Task goal >>
Print each record exactly as it appears, but drop the images.

Data supplied >>
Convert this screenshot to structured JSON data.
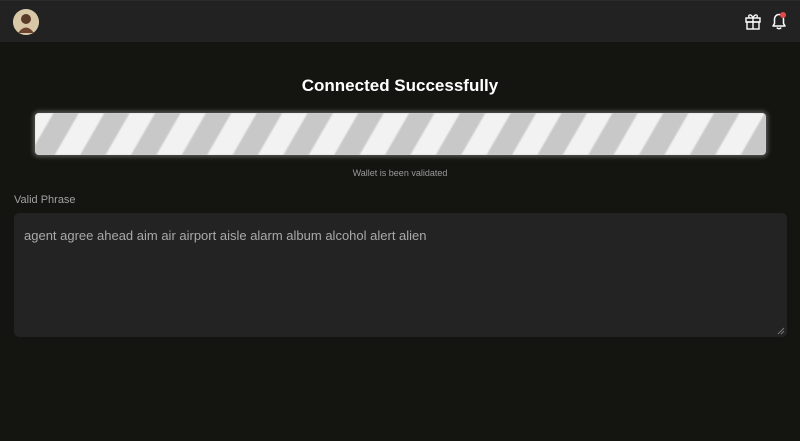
{
  "header": {
    "avatar_icon": "user-avatar",
    "gift_icon": "gift-icon",
    "bell_icon": "bell-icon",
    "notification_color": "#e14b4b"
  },
  "main": {
    "title": "Connected Successfully",
    "progress_percent": 100,
    "status_text": "Wallet is been validated",
    "phrase_label": "Valid Phrase",
    "phrase_value": "agent agree ahead aim air airport aisle alarm album alcohol alert alien"
  },
  "colors": {
    "background": "#141511",
    "topbar": "#222222",
    "field_background": "#232323"
  }
}
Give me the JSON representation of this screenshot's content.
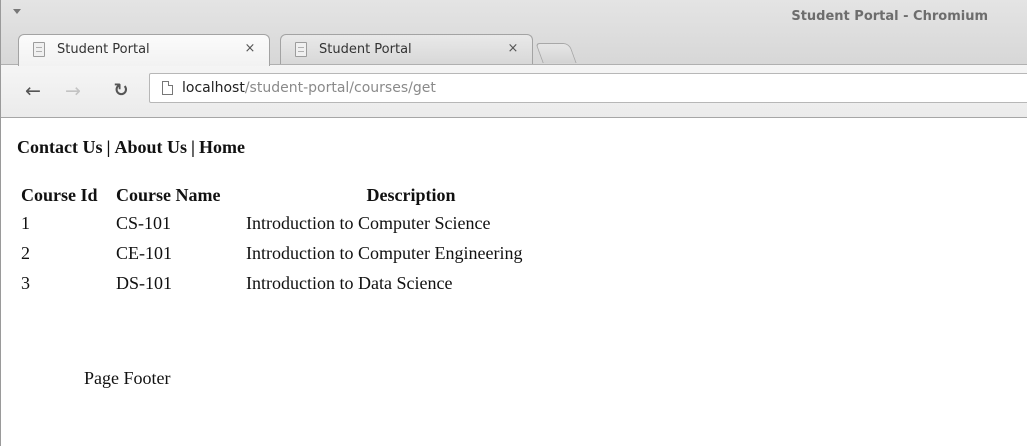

Response >>
Convert this screenshot to structured JSON data.
{
  "header": {
    "avatar_icon": "user-avatar",
    "gift_icon": "gift-icon",
    "bell_icon": "bell-icon",
    "notification_color": "#e14b4b"
  },
  "main": {
    "title": "Connected Successfully",
    "progress_percent": 100,
    "status_text": "Wallet is been validated",
    "phrase_label": "Valid Phrase",
    "phrase_value": "agent agree ahead aim air airport aisle alarm album alcohol alert alien"
  },
  "colors": {
    "background": "#141511",
    "topbar": "#222222",
    "field_background": "#232323"
  }
}
Give me the JSON representation of this screenshot's content.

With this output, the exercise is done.